*WHAT THE EXERCISE ASKS*. Wherever the string "structured" appears in the entries below, return the line that holds it.

Start of RECORDS PROVIDED

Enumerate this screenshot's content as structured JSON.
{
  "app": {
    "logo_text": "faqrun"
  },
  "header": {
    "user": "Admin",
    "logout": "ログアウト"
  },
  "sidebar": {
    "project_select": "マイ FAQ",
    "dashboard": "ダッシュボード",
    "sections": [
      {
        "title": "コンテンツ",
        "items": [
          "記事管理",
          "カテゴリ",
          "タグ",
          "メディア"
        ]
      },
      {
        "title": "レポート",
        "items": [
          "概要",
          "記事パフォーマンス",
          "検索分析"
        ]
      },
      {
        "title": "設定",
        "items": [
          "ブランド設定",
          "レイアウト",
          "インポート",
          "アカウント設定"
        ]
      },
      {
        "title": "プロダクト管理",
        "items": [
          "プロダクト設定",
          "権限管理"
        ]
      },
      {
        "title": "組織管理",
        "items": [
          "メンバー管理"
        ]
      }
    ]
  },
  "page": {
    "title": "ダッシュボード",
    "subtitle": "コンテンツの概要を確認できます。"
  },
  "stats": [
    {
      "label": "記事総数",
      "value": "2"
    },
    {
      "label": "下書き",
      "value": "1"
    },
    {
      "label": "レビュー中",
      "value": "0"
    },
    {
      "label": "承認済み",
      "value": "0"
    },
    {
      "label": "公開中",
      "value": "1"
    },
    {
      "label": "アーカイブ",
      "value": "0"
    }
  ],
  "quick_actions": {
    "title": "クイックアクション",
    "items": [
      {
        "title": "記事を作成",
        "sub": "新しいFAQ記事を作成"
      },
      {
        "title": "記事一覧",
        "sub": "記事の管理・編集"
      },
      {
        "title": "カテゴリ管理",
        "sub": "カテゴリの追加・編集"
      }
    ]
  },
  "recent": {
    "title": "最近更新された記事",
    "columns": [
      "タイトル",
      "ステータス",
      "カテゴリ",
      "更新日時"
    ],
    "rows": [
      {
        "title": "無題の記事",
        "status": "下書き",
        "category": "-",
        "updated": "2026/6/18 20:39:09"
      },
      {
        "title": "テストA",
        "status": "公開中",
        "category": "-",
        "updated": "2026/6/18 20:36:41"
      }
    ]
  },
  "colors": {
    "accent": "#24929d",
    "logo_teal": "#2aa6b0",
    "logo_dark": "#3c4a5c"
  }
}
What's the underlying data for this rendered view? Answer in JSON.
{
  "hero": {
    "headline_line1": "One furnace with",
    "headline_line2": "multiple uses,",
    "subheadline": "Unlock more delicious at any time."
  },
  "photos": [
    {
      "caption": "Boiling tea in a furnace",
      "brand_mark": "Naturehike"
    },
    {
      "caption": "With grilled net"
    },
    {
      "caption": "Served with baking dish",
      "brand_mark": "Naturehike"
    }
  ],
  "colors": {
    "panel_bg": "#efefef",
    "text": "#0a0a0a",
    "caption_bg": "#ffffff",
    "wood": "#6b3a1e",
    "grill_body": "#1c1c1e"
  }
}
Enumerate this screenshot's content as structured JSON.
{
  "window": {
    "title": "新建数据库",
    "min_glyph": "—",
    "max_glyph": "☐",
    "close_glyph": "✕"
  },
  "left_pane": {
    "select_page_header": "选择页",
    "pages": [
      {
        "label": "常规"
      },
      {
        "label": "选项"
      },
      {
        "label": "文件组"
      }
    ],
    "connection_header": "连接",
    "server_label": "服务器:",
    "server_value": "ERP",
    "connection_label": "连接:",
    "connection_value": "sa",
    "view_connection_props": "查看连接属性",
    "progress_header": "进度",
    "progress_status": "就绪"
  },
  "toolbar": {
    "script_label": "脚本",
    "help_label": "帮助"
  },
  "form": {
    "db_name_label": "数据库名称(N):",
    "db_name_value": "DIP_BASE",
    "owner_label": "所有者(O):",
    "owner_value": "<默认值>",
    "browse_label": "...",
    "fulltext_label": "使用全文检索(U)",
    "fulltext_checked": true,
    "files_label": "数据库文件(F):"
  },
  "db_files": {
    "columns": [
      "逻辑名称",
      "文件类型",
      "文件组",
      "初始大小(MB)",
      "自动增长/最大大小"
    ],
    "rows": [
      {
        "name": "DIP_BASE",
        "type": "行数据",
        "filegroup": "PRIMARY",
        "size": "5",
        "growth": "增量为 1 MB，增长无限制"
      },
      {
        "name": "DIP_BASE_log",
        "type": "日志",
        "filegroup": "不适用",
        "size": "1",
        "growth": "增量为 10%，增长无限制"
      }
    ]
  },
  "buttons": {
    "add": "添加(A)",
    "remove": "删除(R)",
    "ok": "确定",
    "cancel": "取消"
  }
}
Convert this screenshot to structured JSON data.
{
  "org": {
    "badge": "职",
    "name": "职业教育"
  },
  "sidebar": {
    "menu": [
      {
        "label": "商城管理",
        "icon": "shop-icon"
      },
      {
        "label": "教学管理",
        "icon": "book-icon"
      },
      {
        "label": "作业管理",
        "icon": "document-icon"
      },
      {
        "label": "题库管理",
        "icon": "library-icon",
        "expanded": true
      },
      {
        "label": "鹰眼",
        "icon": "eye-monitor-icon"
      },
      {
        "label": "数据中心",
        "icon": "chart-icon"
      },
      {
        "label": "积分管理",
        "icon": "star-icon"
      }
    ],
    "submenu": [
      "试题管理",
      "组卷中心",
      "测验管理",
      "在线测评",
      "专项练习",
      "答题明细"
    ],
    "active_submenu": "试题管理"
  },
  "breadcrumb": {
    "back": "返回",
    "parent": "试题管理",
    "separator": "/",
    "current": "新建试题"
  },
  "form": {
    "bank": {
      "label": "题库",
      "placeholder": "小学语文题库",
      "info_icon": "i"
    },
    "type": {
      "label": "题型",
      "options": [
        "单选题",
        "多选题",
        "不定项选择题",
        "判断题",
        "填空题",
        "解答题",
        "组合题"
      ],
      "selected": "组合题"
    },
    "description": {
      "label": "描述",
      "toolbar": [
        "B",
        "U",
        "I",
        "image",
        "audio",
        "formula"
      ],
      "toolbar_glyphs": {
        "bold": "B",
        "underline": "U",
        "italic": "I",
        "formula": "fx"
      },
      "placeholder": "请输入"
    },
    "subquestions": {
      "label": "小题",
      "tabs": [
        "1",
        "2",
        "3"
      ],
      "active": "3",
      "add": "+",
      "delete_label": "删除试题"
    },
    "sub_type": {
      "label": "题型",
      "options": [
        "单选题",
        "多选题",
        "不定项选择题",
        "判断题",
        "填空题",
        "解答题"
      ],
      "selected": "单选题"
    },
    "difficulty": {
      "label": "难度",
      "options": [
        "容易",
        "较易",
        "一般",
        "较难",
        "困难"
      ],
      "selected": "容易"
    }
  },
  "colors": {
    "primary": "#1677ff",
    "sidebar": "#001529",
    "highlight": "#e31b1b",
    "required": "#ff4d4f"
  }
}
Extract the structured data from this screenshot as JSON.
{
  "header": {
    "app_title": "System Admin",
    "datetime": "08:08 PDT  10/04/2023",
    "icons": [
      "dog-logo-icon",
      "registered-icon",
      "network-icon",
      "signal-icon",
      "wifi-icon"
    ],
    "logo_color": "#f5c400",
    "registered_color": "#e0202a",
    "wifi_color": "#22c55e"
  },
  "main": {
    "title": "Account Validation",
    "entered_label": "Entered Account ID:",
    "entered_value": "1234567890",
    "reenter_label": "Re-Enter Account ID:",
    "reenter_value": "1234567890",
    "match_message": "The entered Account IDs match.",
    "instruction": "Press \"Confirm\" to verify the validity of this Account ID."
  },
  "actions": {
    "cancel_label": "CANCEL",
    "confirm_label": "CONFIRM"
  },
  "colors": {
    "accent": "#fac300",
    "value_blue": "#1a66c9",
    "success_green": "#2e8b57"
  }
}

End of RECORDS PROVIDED

*RESULT*.
Enumerate this screenshot's content as structured JSON.
Enumerate this screenshot's content as structured JSON.
Convert this screenshot to structured JSON data.
Extract the structured data from this screenshot as JSON.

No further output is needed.